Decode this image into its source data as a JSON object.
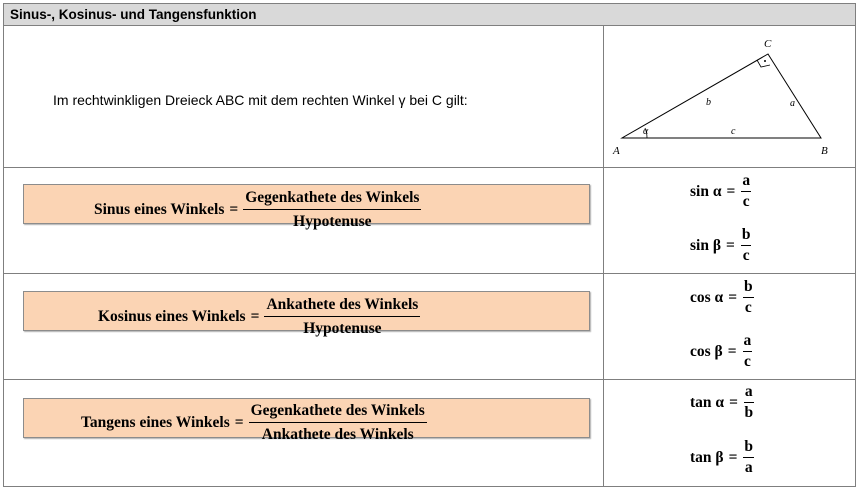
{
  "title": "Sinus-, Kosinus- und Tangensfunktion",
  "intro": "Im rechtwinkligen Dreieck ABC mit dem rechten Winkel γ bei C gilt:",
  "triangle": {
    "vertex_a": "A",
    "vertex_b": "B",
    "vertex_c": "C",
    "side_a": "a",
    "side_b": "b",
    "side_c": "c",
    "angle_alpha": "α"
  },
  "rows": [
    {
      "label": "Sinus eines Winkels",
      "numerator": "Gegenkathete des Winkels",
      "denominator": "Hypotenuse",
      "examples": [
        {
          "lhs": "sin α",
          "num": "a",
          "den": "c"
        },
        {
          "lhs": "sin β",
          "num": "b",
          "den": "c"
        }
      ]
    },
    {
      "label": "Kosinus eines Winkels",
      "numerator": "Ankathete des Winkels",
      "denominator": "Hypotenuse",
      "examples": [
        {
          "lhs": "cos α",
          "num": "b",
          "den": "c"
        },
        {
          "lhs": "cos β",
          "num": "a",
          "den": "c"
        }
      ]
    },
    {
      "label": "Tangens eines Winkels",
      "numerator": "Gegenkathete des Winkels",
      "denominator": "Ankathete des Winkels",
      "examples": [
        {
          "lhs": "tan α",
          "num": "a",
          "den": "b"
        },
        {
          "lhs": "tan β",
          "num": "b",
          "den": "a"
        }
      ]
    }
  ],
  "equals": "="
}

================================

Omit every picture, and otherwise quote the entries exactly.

Decode this image into its source data as a JSON object.
{
  "title": "Sinus-, Kosinus- und Tangensfunktion",
  "intro": "Im rechtwinkligen Dreieck ABC mit dem rechten Winkel γ bei C gilt:",
  "triangle": {
    "vertex_a": "A",
    "vertex_b": "B",
    "vertex_c": "C",
    "side_a": "a",
    "side_b": "b",
    "side_c": "c",
    "angle_alpha": "α"
  },
  "rows": [
    {
      "label": "Sinus eines Winkels",
      "numerator": "Gegenkathete des Winkels",
      "denominator": "Hypotenuse",
      "examples": [
        {
          "lhs": "sin α",
          "num": "a",
          "den": "c"
        },
        {
          "lhs": "sin β",
          "num": "b",
          "den": "c"
        }
      ]
    },
    {
      "label": "Kosinus eines Winkels",
      "numerator": "Ankathete des Winkels",
      "denominator": "Hypotenuse",
      "examples": [
        {
          "lhs": "cos α",
          "num": "b",
          "den": "c"
        },
        {
          "lhs": "cos β",
          "num": "a",
          "den": "c"
        }
      ]
    },
    {
      "label": "Tangens eines Winkels",
      "numerator": "Gegenkathete des Winkels",
      "denominator": "Ankathete des Winkels",
      "examples": [
        {
          "lhs": "tan α",
          "num": "a",
          "den": "b"
        },
        {
          "lhs": "tan β",
          "num": "b",
          "den": "a"
        }
      ]
    }
  ],
  "equals": "="
}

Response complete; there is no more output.